"It's so ubiquitous now and such a part of everybody's life," Harmer says. "If you have any notion of being in the arts at all, every moment of your life has to be documented and shared. I think in some ways we were fortunate not to have that kind of extra pressure. It allowed us to fumble around and figure out how to be a band. Hats off to the young musicians and bands nowadays who are figuring out ways to integrate all of that into their lives."

Harmer was booking campus shows in the mid-'90s when he met Gibbard, who was in a group called Pinwheel.

"We met and started talking and became friends and then later on became band mates," he says. "Music has been a thread [in my life] all along, but it was never something I thought I'd do as a career."

[RELATED: Live Music in Arkansas for the weekend of Feb. 3]

Death Cab's thoughtful, achingly tuneful indie pop-rock found an audience the old-fashioned way — through good songs and steady touring. After four well-received albums — the 1998 debut "Something About Airplanes," "We Have the Facts and We're Voting Yes" from 2000, "The Photo Album" a year later and the 2003 breakthrough "Transatlanticism" — the band signed with Atlantic Records for 2005's "Plans," which included melodic classics "I Will Follow You into the Dark" and "Soul Meets Body."

Gibbard is also part of the Postal Service, which he formed with producer Jimmy Tamborello and singer Jenny Lewis. The band released one album, "Give Up," in 2003. This fall, he'll be doing double duty as Death Cab and the Postal Service set off on a co-headlining bill to commemorate the 20th anniversaries of "Give Up" and "Transatlanticism."

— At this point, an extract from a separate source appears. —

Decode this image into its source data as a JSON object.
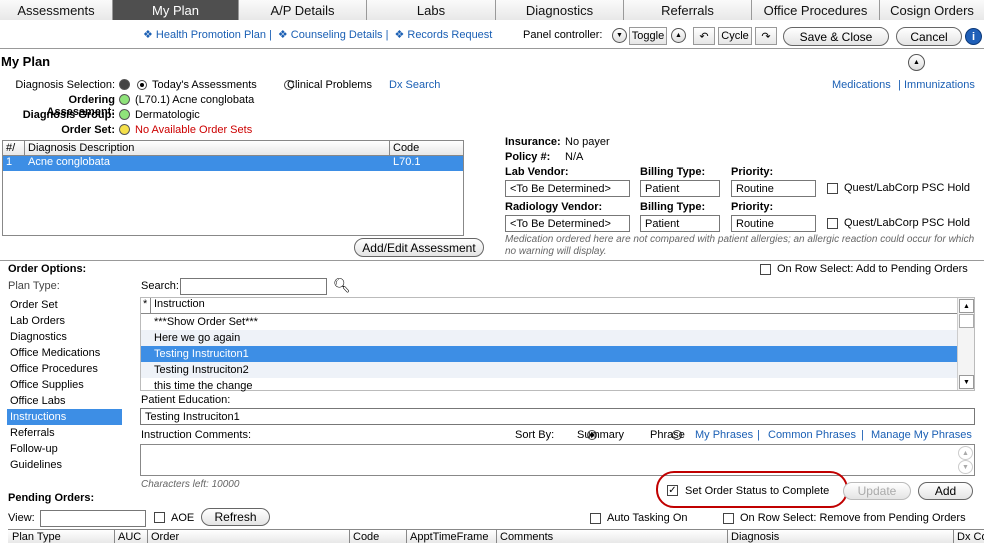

"Asphalt Meadows" is Death Cab's 10th studio LP and was recorded in part when the pandemic forced band members to hole up separately in their own studios. Gibbard, who recently composed the theme for "Shrinking," the Apple TV+ series starring Jason Segel and Harrison Ford, came up with a Monday-Friday schedule to work on songs.

"There are five of us in the band and there are five days in the work week, so we just kind of rotated through," Harmer says. "Someone would start on Monday and then pass it on to the next guy and by the end of the week everyone had added a part to whatever song or idea we were working on. That was a really fun way to generate ideas and feel connected to each other musically."

About half of the songs that make up the 11-track album were conceived this way, and the album has been a critical and commercial success. Spin called it the band's "best album in years."

With an ample catalog of older songs to choose from, as well as top-notch new material, Harmer says fans can expect a little bit of everything from Saturday's Little Rock set.

"We'll dip into everything at some point. It will definitely be focused on the new album, but you can't show up and not play some of the all-time favorites."

Death Cab for Cutie “Asphalt Meadows Tour”

  • Opening act: Momma
  • 8 p.m. Saturday, The Hall, 721 W. Ninth St., Little Rock
  • Admission: $89.50-$129.99 Sold-out
  • Information: (501) 406-1364 |

Sponsor Content